Catherine Case * Grade 5 * Molin Upper Elementary School

The new literacies of online content construction, online reading comprehension and online collaboration can be used to create engaging curriculum that helps students meet the the Common Core Standards for English Language Arts using the digital tools that are commonplace in their lives.

A critical component in working online is an understanding of good digital citizenship. Interacting online is different than interacting in person. As young children growing up in an increasingly virtual world, this has become an important skill as they learn about and use social media, collaboration and communication tools, even email and video games. Interacting online is different than in person. Language and tone can be misinterpreted without the physical cues exchanged in face to face or even telephone contact. Feelings can easily be hurt, whether intentional or not, especially with children who are still learning how to negotiate socially.

Students in grades 4-5 often find themselves in difficult social situations, both online and offline. Issues of bullying are far too commonplace. Cyber-bullying is particularly problematic because it is more far-reaching. Incidences on the playground are viewed by a few and forgotten by most. Harassment and teasing that happens online is often permanent, can be spread to others easily and is often hard to remove. Before students begin to use online tools to communicate and collaborate they should understand that they are creating an online presence or “digital footprint” that will follow them through life.
This project addresses the need to educate students about social responsibility online. The first part focuses on digital citizenship and the second part focuses on using digital tools to meet the CCSS ELA Reading Standards.


The Lesson Content for Part One is from Common Sense Media, an organization that offers this FREE Digital Literacy and Citizenship Curriculum to help educators empower their students and their school communities to be safe, responsible, and savvy as they navigate this fast-paced
digital world. The link below provides an overview of their curriculum for K-12.

Part One. Digital Citizenship Curriculum from

Students reflect on how to behave ethically online.

· Unit 1: Digital Life

The lessons in this unit are designed to harness students' enthusiasm, encouraging them to talk about the impact of digital media on their lives, their communities, and our culture. Students discuss the positive and negative aspects of digital life and are introduced to the concept of digital citizenship.

Read the unit overview | See the unit lessons

· Unit 2: Privacy and Digital Footprints

In a world in which everyone is connected and anything created can be copied, pasted, and sent to millions of people, it is important that students bring a sense of ethical responsibility to the online spaces where they consume, create, and share information. In this unit's lessons, students learn to manage their own privacy and respect the privacy of others.

Read the unit overview | See the unit lessons

· Unit 3: Connected Culture

Students explore the ethics of participating in and building positive online communities, as well as how communities are upset because of cyberbullying and other damaging behaviors.
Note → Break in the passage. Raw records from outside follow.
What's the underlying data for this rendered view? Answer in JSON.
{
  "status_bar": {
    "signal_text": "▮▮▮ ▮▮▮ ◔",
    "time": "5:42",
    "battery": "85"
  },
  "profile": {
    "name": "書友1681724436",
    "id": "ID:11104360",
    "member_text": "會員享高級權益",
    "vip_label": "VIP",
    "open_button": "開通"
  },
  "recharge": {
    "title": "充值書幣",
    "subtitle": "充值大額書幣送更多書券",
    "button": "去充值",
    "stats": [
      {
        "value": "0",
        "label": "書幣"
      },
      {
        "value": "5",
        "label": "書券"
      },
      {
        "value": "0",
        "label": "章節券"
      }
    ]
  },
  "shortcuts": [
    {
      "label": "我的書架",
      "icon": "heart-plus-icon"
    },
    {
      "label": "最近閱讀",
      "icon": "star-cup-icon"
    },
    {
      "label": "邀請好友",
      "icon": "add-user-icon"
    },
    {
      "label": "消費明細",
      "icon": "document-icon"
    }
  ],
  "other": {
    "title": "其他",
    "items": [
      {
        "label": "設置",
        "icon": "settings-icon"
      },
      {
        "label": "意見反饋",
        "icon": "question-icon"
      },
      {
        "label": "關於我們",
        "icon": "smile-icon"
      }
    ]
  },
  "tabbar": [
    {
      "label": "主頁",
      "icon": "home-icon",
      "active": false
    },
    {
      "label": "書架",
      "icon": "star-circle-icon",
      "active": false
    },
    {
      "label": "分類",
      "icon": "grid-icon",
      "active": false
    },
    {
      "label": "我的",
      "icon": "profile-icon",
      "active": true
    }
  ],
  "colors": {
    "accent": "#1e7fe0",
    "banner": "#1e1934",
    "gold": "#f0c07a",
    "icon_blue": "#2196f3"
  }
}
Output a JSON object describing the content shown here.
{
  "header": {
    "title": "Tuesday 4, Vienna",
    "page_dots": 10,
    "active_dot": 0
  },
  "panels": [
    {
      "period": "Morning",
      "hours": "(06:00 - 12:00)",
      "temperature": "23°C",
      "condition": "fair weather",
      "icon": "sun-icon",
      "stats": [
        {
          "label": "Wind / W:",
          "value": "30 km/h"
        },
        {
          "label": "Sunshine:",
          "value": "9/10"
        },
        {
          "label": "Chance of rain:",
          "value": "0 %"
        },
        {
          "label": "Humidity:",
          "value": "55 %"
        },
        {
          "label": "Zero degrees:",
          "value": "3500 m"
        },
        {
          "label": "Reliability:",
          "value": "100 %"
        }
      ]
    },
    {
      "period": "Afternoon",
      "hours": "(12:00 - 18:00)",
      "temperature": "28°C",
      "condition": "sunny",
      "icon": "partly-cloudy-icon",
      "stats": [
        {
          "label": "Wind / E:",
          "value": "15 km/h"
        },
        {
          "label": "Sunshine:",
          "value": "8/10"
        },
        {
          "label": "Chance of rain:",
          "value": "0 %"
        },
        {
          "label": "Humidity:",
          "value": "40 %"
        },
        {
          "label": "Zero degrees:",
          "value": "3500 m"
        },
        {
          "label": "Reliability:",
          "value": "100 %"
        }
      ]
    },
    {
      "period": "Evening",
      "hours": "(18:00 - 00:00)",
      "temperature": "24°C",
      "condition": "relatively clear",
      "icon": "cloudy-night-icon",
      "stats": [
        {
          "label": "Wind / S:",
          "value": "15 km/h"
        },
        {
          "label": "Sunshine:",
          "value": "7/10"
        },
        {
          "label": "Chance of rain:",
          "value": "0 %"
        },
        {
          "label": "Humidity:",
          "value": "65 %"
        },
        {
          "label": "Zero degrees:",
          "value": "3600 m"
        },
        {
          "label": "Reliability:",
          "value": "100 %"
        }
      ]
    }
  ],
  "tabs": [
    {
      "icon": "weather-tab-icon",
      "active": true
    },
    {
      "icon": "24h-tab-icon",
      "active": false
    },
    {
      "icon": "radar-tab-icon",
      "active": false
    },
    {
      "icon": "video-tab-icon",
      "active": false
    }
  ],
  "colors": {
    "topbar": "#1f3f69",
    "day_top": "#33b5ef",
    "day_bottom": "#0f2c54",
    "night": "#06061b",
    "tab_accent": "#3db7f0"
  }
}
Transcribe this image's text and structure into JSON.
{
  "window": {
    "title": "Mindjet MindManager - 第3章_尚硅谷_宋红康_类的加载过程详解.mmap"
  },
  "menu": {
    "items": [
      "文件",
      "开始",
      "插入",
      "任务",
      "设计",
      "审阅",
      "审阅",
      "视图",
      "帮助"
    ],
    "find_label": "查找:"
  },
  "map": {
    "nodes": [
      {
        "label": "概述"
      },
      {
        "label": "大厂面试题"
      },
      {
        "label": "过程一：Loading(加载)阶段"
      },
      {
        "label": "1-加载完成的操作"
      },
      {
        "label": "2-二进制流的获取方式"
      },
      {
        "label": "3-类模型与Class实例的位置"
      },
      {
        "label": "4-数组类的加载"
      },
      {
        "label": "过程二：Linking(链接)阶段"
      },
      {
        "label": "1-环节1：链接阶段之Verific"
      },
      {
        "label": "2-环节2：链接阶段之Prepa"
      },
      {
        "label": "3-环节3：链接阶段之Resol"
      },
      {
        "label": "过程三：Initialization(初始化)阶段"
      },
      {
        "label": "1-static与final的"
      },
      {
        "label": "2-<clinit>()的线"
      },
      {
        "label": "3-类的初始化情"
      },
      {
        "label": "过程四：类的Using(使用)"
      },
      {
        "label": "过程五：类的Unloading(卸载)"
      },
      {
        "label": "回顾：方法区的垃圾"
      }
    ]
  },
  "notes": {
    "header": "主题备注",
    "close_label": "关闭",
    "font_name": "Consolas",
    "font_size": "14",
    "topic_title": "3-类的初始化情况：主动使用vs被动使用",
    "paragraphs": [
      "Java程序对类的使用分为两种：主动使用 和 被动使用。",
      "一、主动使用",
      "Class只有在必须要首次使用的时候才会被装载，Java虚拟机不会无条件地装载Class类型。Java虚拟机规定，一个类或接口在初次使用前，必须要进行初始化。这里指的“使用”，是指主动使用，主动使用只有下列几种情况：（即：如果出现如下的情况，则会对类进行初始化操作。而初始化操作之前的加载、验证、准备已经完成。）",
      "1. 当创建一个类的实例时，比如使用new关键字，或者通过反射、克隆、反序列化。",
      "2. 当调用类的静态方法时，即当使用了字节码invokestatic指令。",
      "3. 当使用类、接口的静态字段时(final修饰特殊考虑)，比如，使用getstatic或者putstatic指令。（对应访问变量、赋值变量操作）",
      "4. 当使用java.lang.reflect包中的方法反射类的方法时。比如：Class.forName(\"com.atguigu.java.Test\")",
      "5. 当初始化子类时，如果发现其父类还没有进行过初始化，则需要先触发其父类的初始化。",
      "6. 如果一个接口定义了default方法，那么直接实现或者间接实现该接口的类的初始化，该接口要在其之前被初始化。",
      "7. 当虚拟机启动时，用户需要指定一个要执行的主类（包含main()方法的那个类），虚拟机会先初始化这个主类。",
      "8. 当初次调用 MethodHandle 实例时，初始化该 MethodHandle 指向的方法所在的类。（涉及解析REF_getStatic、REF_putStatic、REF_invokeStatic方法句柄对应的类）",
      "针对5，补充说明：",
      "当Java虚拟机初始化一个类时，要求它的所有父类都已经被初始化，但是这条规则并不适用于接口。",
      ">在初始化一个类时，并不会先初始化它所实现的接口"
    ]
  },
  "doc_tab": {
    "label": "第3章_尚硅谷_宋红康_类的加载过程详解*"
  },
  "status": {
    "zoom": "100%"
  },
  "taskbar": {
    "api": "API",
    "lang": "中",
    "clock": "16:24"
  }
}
The lessons explore the impact of students' individual actions – both negative and positive – on their friends and on the broader communities in which they participate.

Read the unit overview ||See the unit lessons

Unit 4: Respecting Creative Work
The lessons in this unit address students' rights and responsibilities about respecting creative work, as well as explore topics ranging from copyright to fair use. Students reflect on the ethics of using creative work from others, and they are encouraged to celebrate their role as 21st-century creative artists.
Read the unit overview | |See the unit lessons

Additional Lessons from

Lesson: Group Think (4-5)
Unit: Connected CultureHow can you take action when you witness cyberbullying? Students examine the role of bystanders vs. upstanders in group cyberbullying situations.

Lesson: The Power of Words (4-5)
Unit: Connected CultureWhat should you do if someone uses mean or scary language on the Internet? Students explore how to handle upsetting online language and cyberbullying.

Lesson: Writing Good Emails (4-5)
Unit: Connected CultureStudents think about the purpose and audience of their message as they learn how to communicate effectively by email.

Assessment: Students will select from a choice of digital tools to create a product reflecting what they know and understand about Digital Citizenship. They will be graded based on a rubric identifying key understandings.The rubric will guide students in the development of their products.

Project Choices:

1. A digital video depicting one type of bullying situation. They can use Pixie 3, PowerPoint, XtraNormal, Animoto or Photostory

2. A cartoon using Pixton or ToonDoo.

3. A Glogster project

Part Two. Students will participate in an online discussion as a reading response to their independent reading, answering a variety of prompts posted by the teacher. They will demonstrate their understanding of socially appropriate online communication.



Resouces for information about Digital Literacy and Citizenship